Exercise instructions - Find the lines holding the string "forEach" in the data, then copy all of them.

Provided data -

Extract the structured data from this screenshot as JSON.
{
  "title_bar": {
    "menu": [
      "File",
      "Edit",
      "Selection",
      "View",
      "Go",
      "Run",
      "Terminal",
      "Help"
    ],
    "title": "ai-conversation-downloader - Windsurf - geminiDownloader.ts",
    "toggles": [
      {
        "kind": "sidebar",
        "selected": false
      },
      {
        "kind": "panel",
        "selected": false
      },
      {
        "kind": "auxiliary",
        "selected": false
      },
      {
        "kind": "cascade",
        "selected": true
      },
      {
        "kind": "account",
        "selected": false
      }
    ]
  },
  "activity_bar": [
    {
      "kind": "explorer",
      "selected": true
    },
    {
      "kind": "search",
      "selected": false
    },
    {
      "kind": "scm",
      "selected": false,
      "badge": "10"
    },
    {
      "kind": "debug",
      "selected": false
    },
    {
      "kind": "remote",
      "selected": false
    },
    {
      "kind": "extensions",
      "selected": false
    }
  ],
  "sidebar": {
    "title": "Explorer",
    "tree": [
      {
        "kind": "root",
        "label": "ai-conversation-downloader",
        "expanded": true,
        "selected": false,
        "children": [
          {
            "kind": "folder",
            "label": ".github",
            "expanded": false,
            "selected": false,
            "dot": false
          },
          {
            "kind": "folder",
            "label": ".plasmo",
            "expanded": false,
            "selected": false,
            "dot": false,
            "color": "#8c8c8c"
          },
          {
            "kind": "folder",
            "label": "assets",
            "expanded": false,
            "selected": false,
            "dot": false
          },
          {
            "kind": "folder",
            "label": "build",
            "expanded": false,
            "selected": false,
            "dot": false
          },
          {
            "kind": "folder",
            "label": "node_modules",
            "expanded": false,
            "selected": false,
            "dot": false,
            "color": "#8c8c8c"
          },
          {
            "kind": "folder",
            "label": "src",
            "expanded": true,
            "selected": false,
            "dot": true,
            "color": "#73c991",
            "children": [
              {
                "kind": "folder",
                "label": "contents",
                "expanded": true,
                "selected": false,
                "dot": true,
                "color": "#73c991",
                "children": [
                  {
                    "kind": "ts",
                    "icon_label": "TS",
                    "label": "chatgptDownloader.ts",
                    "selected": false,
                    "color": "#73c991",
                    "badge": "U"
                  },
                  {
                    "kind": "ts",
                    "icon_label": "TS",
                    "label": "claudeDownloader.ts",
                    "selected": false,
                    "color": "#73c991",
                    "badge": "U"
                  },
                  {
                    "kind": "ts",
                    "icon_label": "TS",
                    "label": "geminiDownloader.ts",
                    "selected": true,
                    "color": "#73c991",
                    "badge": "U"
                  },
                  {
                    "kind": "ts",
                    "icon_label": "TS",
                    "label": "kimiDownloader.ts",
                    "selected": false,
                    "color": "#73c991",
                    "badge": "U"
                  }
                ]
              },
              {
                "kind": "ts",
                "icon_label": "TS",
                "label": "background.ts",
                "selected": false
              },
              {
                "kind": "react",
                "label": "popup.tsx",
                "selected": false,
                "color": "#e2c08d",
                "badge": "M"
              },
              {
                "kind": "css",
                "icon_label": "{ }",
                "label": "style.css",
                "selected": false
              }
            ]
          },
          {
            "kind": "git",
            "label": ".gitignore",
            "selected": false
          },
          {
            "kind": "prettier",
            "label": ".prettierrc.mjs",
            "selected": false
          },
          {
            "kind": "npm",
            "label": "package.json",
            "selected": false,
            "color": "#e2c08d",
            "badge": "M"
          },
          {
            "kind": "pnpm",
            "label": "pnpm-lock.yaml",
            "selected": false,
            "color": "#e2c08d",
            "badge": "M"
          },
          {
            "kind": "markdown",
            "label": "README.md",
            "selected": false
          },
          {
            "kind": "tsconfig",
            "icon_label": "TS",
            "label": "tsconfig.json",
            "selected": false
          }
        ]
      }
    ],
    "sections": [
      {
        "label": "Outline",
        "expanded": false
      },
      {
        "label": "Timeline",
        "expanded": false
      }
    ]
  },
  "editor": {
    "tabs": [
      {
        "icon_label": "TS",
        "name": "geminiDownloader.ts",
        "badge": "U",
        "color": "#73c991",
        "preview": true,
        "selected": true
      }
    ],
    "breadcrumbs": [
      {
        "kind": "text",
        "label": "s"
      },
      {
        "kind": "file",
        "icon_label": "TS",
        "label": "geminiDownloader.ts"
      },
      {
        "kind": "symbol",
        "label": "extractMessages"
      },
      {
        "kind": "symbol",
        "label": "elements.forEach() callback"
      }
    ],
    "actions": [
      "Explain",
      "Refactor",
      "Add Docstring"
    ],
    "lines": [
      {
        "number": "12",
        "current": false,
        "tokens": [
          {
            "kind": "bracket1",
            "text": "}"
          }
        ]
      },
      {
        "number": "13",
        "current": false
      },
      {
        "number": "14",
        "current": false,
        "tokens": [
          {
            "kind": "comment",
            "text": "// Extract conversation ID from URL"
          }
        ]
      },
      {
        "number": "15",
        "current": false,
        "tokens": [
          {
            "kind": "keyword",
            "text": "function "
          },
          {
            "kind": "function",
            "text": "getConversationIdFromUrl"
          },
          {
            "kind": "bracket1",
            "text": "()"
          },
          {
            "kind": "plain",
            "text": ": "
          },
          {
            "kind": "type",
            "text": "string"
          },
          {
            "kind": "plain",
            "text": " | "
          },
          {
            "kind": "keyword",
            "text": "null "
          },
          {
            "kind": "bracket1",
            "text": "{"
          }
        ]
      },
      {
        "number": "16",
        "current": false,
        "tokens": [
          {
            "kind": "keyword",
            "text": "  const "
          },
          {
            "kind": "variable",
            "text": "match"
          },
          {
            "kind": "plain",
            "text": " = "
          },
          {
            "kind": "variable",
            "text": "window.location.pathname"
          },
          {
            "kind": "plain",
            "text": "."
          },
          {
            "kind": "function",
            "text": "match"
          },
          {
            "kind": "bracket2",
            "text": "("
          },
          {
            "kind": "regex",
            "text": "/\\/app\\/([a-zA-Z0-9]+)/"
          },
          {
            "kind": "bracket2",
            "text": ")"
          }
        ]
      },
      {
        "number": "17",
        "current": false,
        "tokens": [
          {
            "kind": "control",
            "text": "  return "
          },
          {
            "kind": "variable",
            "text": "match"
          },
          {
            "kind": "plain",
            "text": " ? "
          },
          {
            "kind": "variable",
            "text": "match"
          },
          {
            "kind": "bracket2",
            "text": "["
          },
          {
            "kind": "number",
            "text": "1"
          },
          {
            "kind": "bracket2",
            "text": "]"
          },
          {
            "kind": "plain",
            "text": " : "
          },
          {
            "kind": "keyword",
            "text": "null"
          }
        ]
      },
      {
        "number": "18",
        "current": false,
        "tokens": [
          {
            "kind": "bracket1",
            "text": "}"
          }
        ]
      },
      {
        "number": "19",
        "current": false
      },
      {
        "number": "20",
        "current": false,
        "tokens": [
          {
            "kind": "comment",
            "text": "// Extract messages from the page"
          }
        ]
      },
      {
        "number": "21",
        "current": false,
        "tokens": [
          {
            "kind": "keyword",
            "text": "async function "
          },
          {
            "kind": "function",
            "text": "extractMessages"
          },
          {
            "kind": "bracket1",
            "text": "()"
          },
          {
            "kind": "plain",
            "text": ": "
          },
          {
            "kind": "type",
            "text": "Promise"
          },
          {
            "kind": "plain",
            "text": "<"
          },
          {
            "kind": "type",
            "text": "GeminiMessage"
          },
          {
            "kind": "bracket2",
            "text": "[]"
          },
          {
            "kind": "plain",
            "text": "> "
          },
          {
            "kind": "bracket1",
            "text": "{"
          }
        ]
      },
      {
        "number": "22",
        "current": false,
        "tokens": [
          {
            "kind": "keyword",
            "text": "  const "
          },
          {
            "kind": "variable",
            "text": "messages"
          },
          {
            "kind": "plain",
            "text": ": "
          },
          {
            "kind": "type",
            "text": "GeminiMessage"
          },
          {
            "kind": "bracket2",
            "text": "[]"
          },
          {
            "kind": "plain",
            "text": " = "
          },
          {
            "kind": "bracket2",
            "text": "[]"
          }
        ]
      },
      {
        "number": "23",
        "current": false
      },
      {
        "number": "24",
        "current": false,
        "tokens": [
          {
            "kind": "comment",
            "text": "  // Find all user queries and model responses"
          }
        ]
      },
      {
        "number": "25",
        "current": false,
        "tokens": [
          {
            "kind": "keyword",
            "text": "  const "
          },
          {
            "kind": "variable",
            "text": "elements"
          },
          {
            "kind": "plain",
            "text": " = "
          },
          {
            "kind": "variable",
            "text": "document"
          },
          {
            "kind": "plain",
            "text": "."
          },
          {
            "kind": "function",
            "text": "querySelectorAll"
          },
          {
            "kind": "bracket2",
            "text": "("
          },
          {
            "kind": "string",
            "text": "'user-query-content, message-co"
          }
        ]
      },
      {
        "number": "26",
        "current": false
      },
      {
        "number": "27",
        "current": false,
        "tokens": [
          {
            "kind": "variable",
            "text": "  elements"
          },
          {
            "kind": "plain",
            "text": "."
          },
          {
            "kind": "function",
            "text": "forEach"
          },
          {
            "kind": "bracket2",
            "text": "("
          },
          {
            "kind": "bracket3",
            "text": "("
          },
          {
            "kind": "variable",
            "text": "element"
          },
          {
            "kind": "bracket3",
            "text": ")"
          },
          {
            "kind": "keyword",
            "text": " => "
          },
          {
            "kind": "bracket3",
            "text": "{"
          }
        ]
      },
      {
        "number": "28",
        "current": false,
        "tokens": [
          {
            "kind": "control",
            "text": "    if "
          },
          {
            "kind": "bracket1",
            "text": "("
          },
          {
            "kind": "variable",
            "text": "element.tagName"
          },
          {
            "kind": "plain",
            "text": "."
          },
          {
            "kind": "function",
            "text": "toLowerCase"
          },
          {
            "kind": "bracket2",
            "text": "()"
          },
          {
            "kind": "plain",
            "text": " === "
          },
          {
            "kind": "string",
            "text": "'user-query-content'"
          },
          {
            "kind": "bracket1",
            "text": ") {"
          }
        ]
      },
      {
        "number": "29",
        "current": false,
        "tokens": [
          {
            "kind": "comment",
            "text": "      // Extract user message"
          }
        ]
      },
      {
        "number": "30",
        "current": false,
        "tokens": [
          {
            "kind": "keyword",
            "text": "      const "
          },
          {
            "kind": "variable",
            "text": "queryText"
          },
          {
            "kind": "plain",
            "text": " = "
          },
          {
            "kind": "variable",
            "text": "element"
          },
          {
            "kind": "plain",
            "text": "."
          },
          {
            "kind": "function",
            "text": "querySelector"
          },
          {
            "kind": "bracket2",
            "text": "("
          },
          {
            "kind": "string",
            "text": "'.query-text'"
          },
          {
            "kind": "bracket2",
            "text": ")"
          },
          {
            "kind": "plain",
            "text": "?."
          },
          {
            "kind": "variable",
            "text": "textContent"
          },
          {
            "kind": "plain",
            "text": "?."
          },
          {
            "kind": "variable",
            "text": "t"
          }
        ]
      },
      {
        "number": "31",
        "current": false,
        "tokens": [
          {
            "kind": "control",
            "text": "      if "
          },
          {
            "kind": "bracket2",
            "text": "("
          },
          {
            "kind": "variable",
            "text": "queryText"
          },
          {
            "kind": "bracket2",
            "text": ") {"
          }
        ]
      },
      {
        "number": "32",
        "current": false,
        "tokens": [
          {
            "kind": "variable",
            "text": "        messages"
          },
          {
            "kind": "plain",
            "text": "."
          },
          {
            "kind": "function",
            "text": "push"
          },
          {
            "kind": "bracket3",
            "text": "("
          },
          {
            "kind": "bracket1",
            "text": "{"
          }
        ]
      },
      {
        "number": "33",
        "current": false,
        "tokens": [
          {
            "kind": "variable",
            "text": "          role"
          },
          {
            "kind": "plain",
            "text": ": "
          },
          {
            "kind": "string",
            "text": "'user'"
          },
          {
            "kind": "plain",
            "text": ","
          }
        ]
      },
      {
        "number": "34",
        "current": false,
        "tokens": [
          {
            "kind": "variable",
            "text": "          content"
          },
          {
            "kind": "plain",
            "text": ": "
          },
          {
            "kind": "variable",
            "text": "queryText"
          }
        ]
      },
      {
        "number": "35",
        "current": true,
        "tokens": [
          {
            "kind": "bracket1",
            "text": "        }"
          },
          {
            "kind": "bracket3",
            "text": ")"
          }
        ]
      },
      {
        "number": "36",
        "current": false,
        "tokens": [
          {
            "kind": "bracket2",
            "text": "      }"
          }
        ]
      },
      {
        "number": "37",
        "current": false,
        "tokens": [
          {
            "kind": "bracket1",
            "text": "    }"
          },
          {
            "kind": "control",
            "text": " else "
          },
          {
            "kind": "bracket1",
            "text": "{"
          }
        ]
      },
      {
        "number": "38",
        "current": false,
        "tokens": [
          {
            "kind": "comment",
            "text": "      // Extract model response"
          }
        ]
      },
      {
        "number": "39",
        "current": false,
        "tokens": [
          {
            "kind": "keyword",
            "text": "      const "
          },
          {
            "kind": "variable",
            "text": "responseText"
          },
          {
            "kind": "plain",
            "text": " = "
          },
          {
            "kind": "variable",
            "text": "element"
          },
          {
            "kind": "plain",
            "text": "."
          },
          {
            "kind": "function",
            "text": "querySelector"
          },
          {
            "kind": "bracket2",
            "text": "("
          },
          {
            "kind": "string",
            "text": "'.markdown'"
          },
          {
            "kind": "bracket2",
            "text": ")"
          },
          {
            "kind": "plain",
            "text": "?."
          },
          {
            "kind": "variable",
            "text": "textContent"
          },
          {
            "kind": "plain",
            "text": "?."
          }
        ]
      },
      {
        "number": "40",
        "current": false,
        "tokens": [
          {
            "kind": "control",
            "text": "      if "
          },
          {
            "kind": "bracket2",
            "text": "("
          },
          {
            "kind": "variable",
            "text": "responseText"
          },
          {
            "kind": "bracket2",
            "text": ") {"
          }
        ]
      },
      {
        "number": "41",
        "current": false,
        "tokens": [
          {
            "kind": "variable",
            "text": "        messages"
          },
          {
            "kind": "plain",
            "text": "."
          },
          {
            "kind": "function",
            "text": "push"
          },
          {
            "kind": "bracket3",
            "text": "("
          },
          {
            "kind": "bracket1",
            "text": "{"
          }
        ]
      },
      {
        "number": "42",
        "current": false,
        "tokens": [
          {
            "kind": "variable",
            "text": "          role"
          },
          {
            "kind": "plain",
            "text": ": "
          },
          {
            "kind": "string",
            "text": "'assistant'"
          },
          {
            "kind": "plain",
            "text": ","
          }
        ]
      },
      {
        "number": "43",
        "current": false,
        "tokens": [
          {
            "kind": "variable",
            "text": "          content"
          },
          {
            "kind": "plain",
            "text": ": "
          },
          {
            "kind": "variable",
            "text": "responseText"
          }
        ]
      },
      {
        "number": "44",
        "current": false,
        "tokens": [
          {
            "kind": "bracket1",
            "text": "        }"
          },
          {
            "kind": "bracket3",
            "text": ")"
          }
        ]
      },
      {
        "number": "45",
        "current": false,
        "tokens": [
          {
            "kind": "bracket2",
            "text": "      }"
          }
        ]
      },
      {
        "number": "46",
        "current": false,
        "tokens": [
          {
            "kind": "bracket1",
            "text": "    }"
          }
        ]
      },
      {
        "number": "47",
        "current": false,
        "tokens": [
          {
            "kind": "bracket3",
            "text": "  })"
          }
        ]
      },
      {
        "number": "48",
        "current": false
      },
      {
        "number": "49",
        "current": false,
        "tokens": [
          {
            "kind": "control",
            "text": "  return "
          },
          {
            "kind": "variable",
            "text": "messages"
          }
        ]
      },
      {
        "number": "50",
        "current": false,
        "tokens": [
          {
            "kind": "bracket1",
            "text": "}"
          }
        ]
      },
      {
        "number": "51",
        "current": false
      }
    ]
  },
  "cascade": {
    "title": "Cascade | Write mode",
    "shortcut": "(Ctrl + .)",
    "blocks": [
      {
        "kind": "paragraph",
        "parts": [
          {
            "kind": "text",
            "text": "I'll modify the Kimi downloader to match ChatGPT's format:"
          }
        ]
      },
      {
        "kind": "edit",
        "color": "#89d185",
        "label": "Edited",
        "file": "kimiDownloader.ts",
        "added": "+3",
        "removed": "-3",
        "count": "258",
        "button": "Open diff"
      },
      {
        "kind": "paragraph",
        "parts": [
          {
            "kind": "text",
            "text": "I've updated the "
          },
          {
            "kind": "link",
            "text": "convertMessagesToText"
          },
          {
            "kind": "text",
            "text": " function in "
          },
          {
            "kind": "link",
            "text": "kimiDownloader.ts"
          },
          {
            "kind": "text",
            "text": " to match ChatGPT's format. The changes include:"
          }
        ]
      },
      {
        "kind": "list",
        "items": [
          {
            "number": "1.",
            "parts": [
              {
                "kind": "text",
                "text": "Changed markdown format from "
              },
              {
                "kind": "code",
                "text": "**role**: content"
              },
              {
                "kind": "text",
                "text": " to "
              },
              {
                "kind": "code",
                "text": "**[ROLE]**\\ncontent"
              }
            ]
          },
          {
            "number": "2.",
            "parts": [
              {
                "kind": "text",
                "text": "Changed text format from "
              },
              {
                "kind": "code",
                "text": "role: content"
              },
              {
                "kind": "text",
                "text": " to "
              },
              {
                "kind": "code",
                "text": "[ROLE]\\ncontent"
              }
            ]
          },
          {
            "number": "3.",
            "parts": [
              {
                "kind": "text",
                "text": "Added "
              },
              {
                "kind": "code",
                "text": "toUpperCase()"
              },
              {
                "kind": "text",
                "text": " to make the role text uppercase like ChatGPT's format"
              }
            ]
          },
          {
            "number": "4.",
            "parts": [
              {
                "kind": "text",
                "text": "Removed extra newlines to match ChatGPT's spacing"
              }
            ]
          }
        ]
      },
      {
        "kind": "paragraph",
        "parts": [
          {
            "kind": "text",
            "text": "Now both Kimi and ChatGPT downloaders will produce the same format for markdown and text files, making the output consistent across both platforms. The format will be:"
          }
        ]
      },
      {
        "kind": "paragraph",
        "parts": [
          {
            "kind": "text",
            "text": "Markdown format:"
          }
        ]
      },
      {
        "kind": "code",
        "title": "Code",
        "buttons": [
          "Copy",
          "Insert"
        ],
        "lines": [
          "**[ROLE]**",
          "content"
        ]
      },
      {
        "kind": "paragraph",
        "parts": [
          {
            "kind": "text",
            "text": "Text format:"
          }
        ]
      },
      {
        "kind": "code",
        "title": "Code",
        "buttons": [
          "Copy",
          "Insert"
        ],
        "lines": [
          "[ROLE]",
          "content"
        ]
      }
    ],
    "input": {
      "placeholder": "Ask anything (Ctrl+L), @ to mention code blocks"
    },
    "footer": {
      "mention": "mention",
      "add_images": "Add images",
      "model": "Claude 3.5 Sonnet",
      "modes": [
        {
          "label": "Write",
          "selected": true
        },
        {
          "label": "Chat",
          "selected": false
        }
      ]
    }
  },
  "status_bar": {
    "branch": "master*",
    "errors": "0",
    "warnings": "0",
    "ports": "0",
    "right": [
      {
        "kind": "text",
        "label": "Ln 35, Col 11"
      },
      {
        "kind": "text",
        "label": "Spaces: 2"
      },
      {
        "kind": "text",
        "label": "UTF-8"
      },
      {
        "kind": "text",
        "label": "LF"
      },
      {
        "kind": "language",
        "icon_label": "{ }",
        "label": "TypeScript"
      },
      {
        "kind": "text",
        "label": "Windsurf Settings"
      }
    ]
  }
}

Result of this task -
        "label": "elements.forEach() callback"
            "text": "forEach"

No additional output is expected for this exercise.